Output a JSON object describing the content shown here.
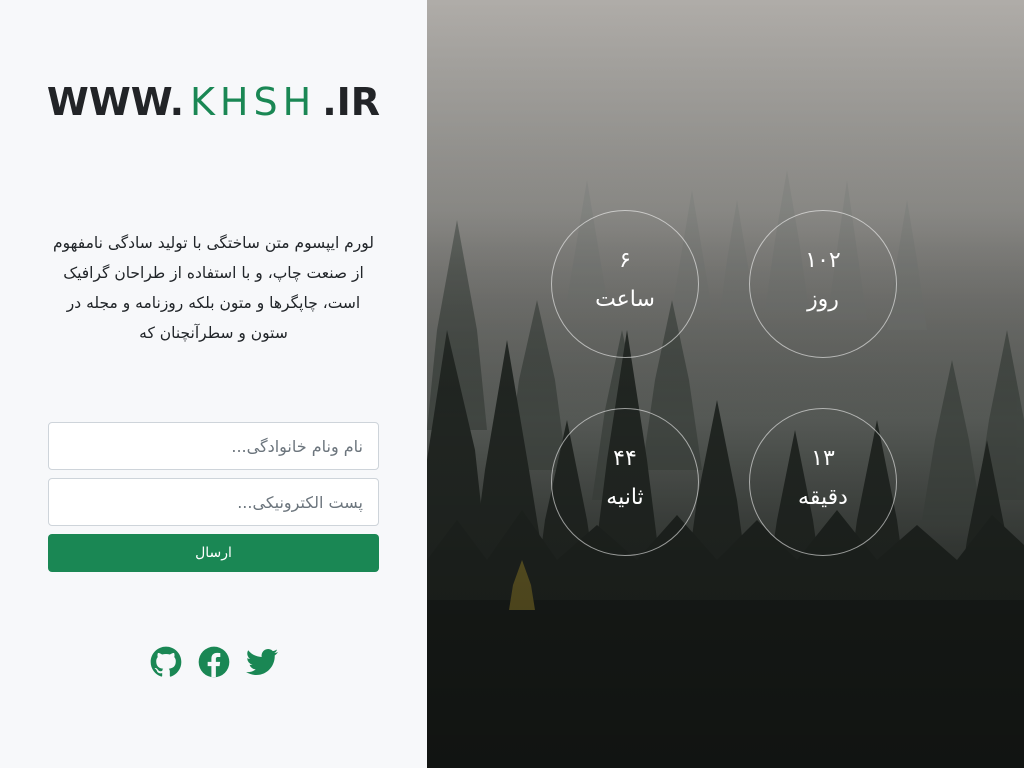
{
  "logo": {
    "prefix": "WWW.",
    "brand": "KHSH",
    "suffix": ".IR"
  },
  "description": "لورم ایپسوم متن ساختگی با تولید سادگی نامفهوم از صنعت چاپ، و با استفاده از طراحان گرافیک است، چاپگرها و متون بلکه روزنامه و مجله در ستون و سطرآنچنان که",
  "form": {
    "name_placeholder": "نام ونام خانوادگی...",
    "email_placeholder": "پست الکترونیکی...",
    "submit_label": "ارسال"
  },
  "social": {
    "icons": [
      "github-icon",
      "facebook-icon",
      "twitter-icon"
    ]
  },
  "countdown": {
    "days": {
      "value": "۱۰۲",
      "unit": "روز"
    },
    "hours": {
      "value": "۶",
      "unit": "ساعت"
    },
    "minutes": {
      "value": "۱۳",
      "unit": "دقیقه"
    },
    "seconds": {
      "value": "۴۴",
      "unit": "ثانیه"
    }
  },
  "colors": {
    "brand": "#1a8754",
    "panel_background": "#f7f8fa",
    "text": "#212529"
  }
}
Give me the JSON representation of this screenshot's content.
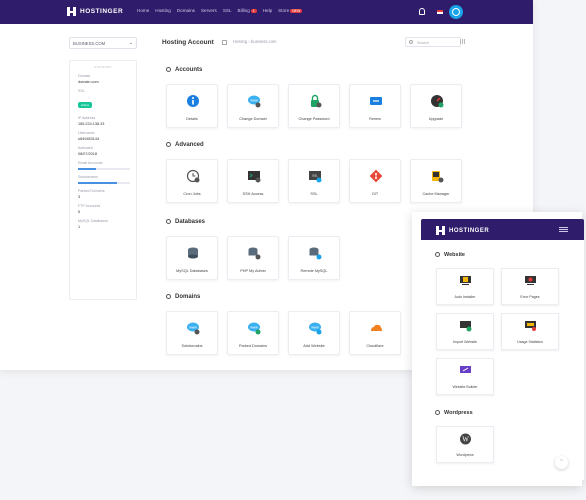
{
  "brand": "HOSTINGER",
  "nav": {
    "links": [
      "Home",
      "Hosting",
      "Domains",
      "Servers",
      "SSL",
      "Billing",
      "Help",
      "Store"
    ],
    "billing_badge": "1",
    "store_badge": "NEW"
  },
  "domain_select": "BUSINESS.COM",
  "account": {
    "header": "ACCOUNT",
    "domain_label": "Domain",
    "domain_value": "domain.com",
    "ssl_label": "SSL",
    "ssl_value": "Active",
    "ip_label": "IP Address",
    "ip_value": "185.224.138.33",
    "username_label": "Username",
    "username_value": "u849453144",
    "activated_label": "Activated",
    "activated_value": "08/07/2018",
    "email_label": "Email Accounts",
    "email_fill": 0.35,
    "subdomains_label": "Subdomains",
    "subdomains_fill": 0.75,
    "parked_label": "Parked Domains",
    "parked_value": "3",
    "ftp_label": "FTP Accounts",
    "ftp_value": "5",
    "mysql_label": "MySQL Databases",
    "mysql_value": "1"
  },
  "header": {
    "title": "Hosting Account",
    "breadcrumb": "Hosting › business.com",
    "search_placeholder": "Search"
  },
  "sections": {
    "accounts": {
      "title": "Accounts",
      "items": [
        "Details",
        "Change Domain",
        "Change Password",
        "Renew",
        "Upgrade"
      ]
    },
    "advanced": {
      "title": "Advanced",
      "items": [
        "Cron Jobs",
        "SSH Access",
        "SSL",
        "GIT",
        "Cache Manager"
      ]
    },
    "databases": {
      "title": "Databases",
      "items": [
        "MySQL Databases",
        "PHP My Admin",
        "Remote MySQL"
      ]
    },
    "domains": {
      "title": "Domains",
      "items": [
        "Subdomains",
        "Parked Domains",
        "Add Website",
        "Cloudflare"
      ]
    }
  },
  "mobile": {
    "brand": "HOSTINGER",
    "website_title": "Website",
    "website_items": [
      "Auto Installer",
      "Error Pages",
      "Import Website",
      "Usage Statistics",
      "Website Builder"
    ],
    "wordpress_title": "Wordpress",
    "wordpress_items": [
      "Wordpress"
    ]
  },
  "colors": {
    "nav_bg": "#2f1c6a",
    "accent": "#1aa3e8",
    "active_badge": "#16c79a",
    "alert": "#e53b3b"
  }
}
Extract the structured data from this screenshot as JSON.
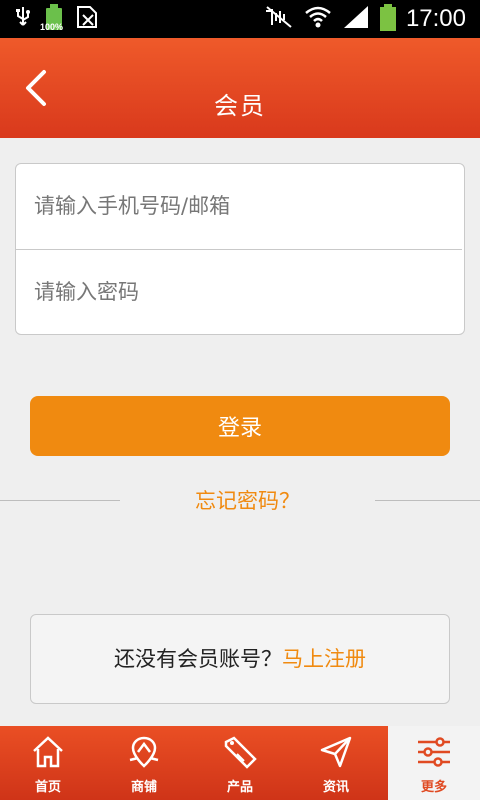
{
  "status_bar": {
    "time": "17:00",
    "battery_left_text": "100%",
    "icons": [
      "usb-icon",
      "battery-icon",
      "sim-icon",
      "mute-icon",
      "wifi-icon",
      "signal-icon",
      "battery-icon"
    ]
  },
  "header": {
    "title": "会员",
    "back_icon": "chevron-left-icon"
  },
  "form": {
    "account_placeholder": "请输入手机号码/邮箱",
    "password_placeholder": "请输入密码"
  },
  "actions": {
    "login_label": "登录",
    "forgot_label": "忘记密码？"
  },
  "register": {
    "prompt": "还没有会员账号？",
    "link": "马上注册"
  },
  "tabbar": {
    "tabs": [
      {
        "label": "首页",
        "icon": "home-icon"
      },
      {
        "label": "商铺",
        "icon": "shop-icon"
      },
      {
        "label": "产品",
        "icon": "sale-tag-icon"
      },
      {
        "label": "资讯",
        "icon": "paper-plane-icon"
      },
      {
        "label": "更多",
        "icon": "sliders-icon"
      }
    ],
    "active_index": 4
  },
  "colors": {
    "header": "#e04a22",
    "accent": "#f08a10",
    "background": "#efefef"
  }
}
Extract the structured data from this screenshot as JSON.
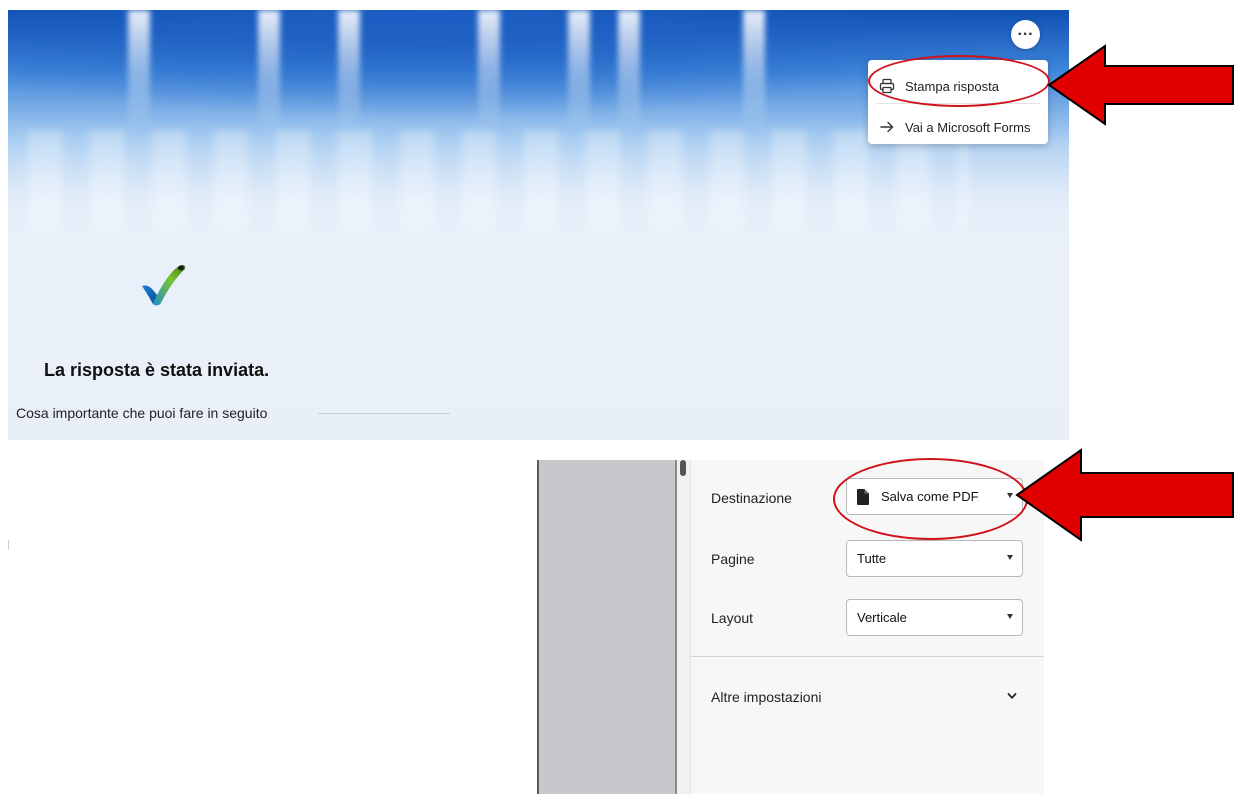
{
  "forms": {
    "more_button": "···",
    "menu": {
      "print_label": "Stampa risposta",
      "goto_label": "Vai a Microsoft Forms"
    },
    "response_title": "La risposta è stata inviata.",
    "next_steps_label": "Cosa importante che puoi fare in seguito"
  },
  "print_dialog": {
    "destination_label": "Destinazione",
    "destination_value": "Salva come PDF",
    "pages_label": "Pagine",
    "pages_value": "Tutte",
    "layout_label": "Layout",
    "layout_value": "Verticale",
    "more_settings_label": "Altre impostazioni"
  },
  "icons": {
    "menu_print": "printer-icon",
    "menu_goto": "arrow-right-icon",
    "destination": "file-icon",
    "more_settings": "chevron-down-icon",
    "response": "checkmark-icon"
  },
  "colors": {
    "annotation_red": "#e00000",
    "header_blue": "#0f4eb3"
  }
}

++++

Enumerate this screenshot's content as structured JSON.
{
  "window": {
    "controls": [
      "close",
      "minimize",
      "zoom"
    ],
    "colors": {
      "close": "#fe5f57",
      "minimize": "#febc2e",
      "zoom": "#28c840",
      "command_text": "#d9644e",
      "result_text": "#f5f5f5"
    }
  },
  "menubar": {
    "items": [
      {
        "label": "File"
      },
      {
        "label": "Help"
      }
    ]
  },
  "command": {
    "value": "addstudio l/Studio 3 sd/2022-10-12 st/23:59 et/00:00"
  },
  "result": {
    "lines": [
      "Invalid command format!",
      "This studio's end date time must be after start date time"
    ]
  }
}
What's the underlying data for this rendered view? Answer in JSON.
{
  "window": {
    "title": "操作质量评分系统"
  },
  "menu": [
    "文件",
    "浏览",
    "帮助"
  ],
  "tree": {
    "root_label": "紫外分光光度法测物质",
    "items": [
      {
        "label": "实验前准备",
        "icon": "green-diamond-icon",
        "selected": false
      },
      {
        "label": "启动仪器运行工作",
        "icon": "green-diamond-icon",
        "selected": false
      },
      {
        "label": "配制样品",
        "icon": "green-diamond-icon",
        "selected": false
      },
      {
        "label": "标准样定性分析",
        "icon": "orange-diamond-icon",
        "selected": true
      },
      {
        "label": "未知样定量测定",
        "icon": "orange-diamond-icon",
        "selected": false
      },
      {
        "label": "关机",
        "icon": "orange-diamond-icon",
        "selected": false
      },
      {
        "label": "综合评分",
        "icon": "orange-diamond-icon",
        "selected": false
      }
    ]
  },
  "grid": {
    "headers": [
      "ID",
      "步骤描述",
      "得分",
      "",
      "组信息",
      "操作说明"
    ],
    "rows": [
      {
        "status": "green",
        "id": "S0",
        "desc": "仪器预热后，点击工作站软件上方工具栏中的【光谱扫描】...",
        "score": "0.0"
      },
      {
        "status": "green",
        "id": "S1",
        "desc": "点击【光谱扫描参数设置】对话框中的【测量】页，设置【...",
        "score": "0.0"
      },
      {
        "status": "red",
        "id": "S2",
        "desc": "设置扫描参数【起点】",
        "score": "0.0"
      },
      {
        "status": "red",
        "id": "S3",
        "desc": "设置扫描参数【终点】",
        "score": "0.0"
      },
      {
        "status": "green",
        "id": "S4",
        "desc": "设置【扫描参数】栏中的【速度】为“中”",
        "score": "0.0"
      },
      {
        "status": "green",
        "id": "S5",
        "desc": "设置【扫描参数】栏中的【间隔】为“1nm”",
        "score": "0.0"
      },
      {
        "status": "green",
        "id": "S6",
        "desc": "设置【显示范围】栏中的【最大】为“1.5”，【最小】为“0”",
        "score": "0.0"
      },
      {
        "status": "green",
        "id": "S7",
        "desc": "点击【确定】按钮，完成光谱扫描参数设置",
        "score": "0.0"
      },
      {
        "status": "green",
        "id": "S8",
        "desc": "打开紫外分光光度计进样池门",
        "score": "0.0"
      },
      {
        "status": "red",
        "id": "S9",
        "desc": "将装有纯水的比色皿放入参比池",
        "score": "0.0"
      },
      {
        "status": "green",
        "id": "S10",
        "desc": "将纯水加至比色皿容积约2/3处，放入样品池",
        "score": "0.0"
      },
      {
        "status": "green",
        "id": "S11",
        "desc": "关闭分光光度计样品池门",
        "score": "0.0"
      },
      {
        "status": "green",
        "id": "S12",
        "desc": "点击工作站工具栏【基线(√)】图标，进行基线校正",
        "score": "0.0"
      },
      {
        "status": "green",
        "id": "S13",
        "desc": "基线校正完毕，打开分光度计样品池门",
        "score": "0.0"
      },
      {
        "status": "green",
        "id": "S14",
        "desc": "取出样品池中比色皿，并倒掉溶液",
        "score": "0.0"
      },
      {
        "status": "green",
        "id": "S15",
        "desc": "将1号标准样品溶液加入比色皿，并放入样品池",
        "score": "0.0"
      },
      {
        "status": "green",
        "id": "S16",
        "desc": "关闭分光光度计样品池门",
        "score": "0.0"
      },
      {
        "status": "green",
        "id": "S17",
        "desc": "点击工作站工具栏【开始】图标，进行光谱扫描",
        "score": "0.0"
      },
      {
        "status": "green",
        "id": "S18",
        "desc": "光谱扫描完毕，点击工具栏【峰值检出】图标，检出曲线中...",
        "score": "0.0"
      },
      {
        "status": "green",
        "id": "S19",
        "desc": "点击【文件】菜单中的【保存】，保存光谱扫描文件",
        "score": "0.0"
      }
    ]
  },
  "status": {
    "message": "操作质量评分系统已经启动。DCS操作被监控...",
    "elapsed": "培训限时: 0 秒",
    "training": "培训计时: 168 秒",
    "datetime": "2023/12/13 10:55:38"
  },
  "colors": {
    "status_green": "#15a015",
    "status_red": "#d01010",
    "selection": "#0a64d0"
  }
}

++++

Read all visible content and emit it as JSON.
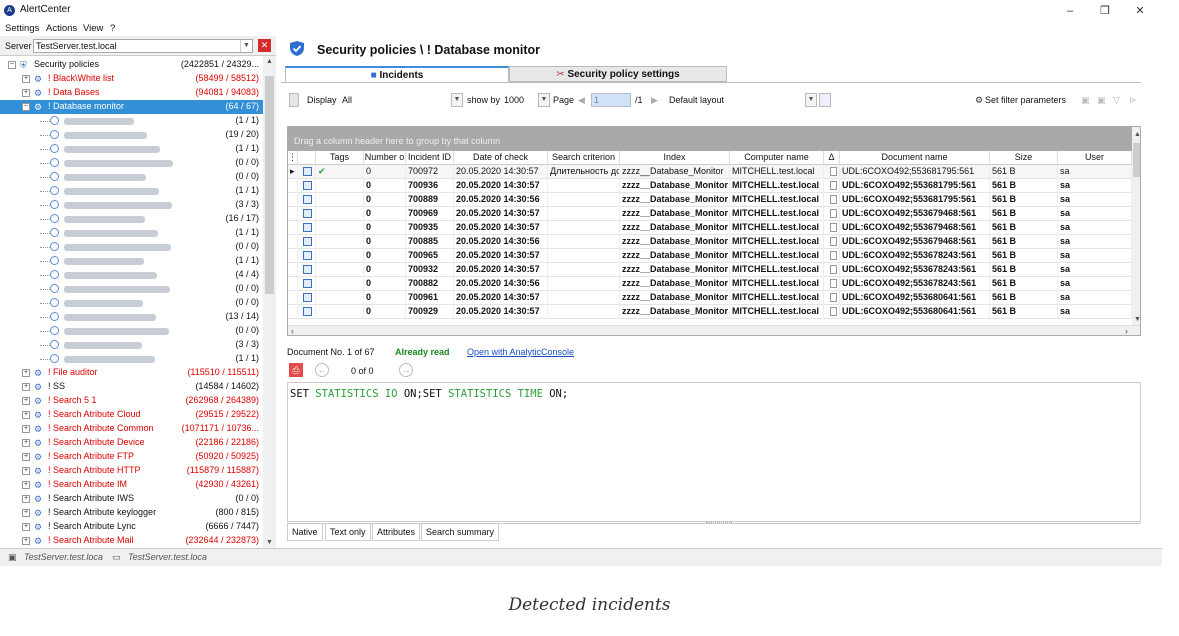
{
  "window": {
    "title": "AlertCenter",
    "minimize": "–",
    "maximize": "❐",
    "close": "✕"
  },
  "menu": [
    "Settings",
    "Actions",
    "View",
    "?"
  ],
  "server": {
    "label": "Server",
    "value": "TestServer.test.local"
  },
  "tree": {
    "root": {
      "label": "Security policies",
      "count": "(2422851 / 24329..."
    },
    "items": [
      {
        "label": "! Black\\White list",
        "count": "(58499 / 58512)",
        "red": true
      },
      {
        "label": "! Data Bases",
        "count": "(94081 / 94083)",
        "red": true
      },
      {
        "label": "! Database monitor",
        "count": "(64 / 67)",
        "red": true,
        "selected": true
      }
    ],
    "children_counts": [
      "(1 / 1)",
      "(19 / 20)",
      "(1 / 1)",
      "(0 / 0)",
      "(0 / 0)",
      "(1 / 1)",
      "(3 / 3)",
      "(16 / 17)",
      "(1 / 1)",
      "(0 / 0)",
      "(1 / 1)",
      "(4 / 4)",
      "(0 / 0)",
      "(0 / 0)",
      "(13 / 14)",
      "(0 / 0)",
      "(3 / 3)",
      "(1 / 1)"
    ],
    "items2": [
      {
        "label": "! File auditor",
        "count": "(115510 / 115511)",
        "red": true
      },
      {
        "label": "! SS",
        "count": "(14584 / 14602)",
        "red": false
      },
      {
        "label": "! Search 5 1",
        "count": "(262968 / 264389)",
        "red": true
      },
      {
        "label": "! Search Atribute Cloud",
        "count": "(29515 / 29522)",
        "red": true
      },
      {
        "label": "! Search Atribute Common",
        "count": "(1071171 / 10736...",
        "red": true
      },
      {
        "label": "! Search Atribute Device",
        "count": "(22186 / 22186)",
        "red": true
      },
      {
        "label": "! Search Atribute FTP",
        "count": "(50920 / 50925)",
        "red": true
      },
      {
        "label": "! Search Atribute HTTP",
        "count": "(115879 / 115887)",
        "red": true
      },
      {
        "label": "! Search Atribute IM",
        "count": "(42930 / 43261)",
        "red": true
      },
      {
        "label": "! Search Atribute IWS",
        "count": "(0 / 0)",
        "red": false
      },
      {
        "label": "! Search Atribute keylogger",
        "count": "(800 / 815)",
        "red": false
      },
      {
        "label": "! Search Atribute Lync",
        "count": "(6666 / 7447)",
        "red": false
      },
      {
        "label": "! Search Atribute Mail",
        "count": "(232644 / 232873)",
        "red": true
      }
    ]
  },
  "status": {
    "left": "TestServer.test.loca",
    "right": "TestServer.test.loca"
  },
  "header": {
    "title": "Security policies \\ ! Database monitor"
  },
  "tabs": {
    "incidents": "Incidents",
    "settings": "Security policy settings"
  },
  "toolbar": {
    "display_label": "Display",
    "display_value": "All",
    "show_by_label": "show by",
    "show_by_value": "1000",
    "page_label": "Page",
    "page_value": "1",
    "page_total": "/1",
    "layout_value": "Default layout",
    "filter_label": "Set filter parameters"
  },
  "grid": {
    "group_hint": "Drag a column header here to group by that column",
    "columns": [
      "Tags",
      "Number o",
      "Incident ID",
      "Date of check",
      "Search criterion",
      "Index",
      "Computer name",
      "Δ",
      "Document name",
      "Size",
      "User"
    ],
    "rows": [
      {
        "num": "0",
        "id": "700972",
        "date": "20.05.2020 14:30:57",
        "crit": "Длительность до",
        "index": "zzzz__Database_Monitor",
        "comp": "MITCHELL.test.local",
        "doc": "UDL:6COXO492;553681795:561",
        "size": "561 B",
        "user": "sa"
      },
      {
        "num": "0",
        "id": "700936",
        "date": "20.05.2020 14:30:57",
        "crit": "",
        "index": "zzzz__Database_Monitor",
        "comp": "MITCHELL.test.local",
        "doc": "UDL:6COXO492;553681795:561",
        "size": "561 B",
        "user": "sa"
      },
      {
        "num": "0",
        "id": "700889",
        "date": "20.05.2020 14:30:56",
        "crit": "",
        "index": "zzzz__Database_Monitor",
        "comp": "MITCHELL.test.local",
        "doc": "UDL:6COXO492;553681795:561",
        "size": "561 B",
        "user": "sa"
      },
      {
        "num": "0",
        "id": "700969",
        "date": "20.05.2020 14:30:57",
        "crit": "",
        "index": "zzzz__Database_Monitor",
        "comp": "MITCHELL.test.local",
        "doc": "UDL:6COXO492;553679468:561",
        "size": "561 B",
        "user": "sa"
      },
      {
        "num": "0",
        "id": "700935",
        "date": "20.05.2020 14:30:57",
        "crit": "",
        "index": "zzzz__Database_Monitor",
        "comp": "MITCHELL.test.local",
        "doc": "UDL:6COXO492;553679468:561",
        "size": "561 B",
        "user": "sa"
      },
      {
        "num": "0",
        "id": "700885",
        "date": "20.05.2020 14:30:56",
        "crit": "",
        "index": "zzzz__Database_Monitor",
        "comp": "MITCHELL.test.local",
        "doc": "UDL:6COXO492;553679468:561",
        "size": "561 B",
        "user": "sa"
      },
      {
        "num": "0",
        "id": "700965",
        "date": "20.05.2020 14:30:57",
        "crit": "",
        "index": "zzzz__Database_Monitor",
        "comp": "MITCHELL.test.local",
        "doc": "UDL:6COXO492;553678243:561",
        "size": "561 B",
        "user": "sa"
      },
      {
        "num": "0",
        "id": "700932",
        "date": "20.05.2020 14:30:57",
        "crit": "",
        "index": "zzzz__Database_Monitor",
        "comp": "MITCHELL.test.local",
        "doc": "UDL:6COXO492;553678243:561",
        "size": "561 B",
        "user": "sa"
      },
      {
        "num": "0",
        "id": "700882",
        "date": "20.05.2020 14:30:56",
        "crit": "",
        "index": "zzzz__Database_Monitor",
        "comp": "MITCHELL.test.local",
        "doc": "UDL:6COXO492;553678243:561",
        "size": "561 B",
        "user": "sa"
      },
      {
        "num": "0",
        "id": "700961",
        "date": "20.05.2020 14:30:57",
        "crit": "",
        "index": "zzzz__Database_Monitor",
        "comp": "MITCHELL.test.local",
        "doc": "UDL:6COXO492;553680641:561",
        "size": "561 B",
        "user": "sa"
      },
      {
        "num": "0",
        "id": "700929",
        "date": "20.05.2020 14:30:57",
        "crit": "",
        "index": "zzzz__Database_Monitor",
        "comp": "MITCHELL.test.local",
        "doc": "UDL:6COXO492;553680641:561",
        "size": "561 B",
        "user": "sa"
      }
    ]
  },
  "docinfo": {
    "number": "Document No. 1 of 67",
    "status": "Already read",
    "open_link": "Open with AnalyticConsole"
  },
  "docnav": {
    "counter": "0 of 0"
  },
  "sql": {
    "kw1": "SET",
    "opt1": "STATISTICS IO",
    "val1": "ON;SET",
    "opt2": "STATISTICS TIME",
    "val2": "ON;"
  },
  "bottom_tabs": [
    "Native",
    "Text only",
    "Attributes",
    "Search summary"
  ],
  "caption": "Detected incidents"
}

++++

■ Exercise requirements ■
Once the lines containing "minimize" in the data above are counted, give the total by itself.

■ Solution to this task ■
3